Wednesday, November 29, 2006

In Which There Are Neither Sparks Nor Fireworks

A few days passed. Understand that an air force base, and in particular this air force base, is a huge place. Almost its own city. In fact, you could enter this particular base from two different cities, if you can believe that.

Within the base are internal hitchhiking posts where soldiers can stand and wait for rides to the far reaches of the base. (As an aside, back in my day, soldiers hitchhiked all over the country. Now the risk of kidnapping is too high, so it's illegal for soldiers to hitchhike outside a base, but this was in the olden days.) My volunteers were spread out all over the base. We arranged rides for them to work in the morning, then rides to and from lunch, and rides back to our meeting point in the afternoon. During the day, when I wasn't busy hanging out in the PR office, I would hitchhike through the base to check on my volunteers and make sure they were all being treated properly.

On one such day, I had to get clear across the base, and a car stopped for me after just a moment. Over the course of the 10-minute ride, he driver, Y., and I chatted. He was very sweet and told me that he’d be happy to chauffeur me around any time. I thanked him. When I got where I was going, he even offered to wait for me and take me back to the center of the base, which made life much simpler. Nice guy.

Later that same day, Ms. Sweetheart and I were trekking across the base trying to track down one or two of my volunteers who had somehow been relocated. As we crossed through a few different squadrons, the loudspeaker blared. “G, call operations.”

“Oh, hey,” said Ms. Sweetheart. “Do you want to meet G? He’s the one you spoke with on the phone the other day.”

“Um, sure, OK,” I said, shrugging my shoulders. “Got nothing better to do.”

She led me into an office. There was an outer room where a secretary normally sat, and then an inner office for the officer. The secretary’s office was empty, but noise and laughter beckoned from the inner sanctum. We made our way forward and stopped. And stared.

In the office were about half a dozen soldiers, all laughing. And standing on the desk was an officer with Coke-bottle glasses. In his hand was a small wooden gun – a gun that shot rubber bands, it turned out. And he was aiming at a small wooden target. On the target was printed, in English, things like “Mother-in-law,” “Boss,” and so forth. But there were small sheets of paper taped over those with some scrawled Hebrew on it.

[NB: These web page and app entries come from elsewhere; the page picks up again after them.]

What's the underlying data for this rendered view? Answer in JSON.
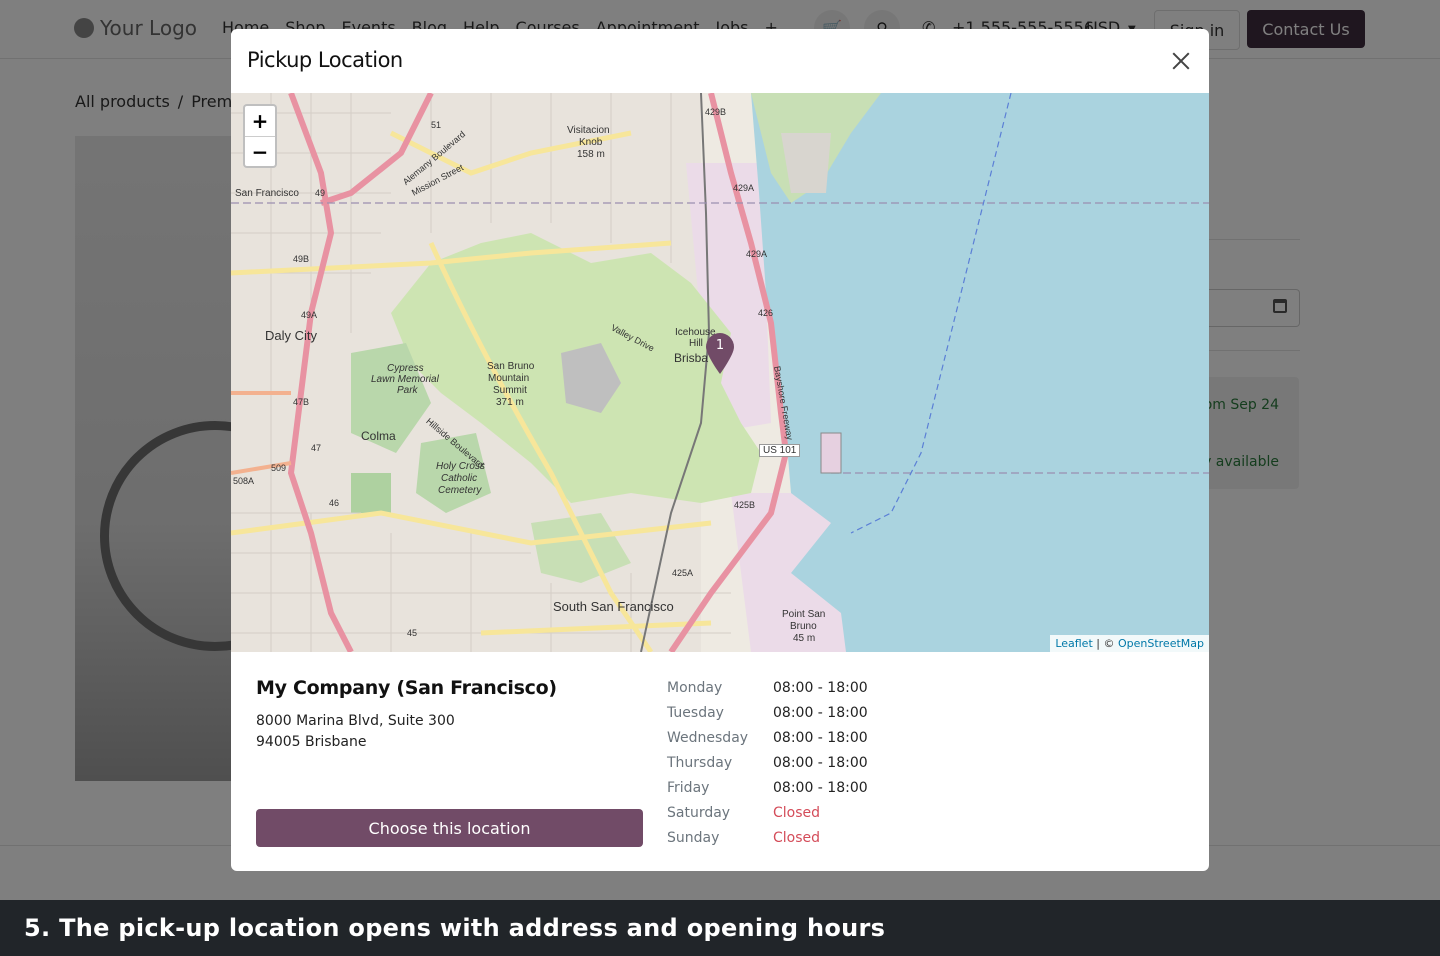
{
  "site": {
    "logo_text": "Your Logo",
    "nav": [
      "Home",
      "Shop",
      "Events",
      "Blog",
      "Help",
      "Courses",
      "Appointment",
      "Jobs",
      "+"
    ],
    "phone": "+1 555-555-5556",
    "currency": "USD",
    "sign_in": "Sign in",
    "contact": "Contact Us",
    "breadcrumb": {
      "all_products": "All products",
      "separator": "/",
      "current": "Premi"
    },
    "availability_line1": "om Sep 24",
    "availability_line2": "y available"
  },
  "modal": {
    "title": "Pickup Location",
    "map": {
      "zoom_in": "+",
      "zoom_out": "−",
      "attribution_leaflet": "Leaflet",
      "attribution_sep": " | © ",
      "attribution_osm": "OpenStreetMap",
      "marker_label": "1",
      "place_labels": {
        "daly_city": "Daly City",
        "colma": "Colma",
        "south_sf": "South San Francisco",
        "brisbane": "Brisba",
        "icehouse_1": "Icehouse",
        "icehouse_2": "Hill",
        "visitacion_1": "Visitacion",
        "visitacion_2": "Knob",
        "visitacion_3": "158 m",
        "san_bruno_1": "San Bruno",
        "san_bruno_2": "Mountain",
        "san_bruno_3": "Summit",
        "san_bruno_4": "371 m",
        "cypress_1": "Cypress",
        "cypress_2": "Lawn Memorial",
        "cypress_3": "Park",
        "holy_1": "Holy Cross",
        "holy_2": "Catholic",
        "holy_3": "Cemetery",
        "point_1": "Point San",
        "point_2": "Bruno",
        "point_3": "45 m",
        "us101": "US 101",
        "san_francisco": "San Francisco",
        "valley_drive": "Valley Drive",
        "bayshore": "Bayshore Freeway",
        "hillside": "Hillside Boulevard",
        "mission": "Mission Street",
        "alemany": "Alemany Boulevard",
        "r429b": "429B",
        "r429a": "429A",
        "r429a_2": "429A",
        "r426": "426",
        "r425b": "425B",
        "r425a": "425A",
        "r49b": "49B",
        "r49a": "49A",
        "r47b": "47B",
        "r47": "47",
        "r46": "46",
        "r509": "509",
        "r508a": "508A",
        "r45": "45",
        "r49": "49",
        "r51": "51"
      }
    },
    "location": {
      "name": "My Company (San Francisco)",
      "street": "8000 Marina Blvd, Suite 300",
      "city": "94005 Brisbane",
      "choose_button": "Choose this location"
    },
    "hours": [
      {
        "day": "Monday",
        "time": "08:00 - 18:00",
        "closed": false
      },
      {
        "day": "Tuesday",
        "time": "08:00 - 18:00",
        "closed": false
      },
      {
        "day": "Wednesday",
        "time": "08:00 - 18:00",
        "closed": false
      },
      {
        "day": "Thursday",
        "time": "08:00 - 18:00",
        "closed": false
      },
      {
        "day": "Friday",
        "time": "08:00 - 18:00",
        "closed": false
      },
      {
        "day": "Saturday",
        "time": "Closed",
        "closed": true
      },
      {
        "day": "Sunday",
        "time": "Closed",
        "closed": true
      }
    ]
  },
  "caption": "5. The pick-up location opens with address and opening hours",
  "colors": {
    "brand": "#714b67",
    "contact_button": "#3e2c3f",
    "closed": "#d44c59",
    "water": "#aad3df",
    "park": "#cde4b2",
    "caption_bg": "#212529"
  }
}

“What’s this?” Ms. Sweetheart asked.

One of the soldiers managed to stop laughing long enough to explain that someone had brought this target in as a gift for the officer, and he had taped up names of girls in the squadron he didn’t like. Now he was shooting at them.

“It’s good that our officers have such important jobs,” I said, and suddenly everyone in the room turned to look at me.

“Who are you?” G – who we can go ahead and call Mr. WG, I suppose – said, still up on top of his desk.

“I’m WG. I’m the one in charge of the French women.”

Mr. WG leapt off his desk. “Nice to meet you.”

“Yeah. Why don’t you go back to your important work?”

We spoke for a moment. I was really good at acting superior and making obnoxious comments. The soldiers all stood watching.

“They’re paging you,” said Ms. Sweetheart after a few minutes.

“Yeah,” he said. “Well, come back and visit us again.”

We left. “See? He’s a nice guy,” said Ms. Sweetheart.

“And clearly tasked with very important work,” I said.

What I didn’t know was that Mr. WG went home that afternoon and said to his roommate, “I met the coolest girl today.” To which his roommate responded, “Oh, WG? Yeah, she’s awesome.” And Mr. WG stared in shocked silence, contemplating the thought that OTHER BOYS IN THE BASE had met me and spoken with me.

Just remember that, as you keep reading.

3 comments:

Teej said...

If he said you are the coolest, that's SORT of a spark, isn't it? Sort of? Or are you setting us up for a big bait-and-switch? I like this suspense!

WriterGrrl said...

Have you really never heard this story before? Or are you just playing cool. And yes, I guess you're right and there was a sort of spark. But I only discovered it later. When the sparks were in full, uh, sparkage.

Teej said...

I haven't heard the long version, the sparkless version. I just know that the sparks do fly and that it doesn't take TOO long. But there, I've said too much.